Requirement:
In the listing, find every line that has the string "What" and copy it.

Records for the exercise:
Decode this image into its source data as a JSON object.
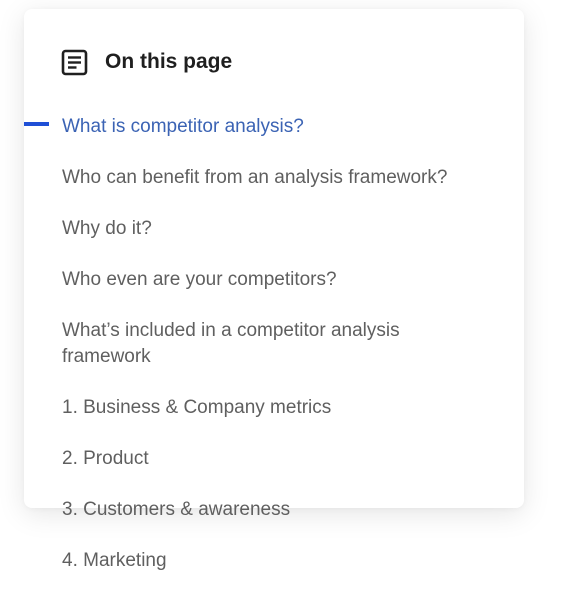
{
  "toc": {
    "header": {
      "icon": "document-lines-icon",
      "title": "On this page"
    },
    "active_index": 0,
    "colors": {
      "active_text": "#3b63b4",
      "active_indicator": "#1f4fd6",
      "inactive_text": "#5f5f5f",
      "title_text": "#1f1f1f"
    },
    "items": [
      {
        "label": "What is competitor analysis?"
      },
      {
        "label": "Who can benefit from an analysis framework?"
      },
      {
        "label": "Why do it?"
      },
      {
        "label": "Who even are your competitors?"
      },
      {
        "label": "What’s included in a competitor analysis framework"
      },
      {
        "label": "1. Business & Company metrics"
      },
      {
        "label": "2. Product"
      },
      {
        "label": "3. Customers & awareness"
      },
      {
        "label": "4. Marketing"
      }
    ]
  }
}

Output for this exercise:
        "label": "What is competitor analysis?"
        "label": "What’s included in a competitor analysis framework"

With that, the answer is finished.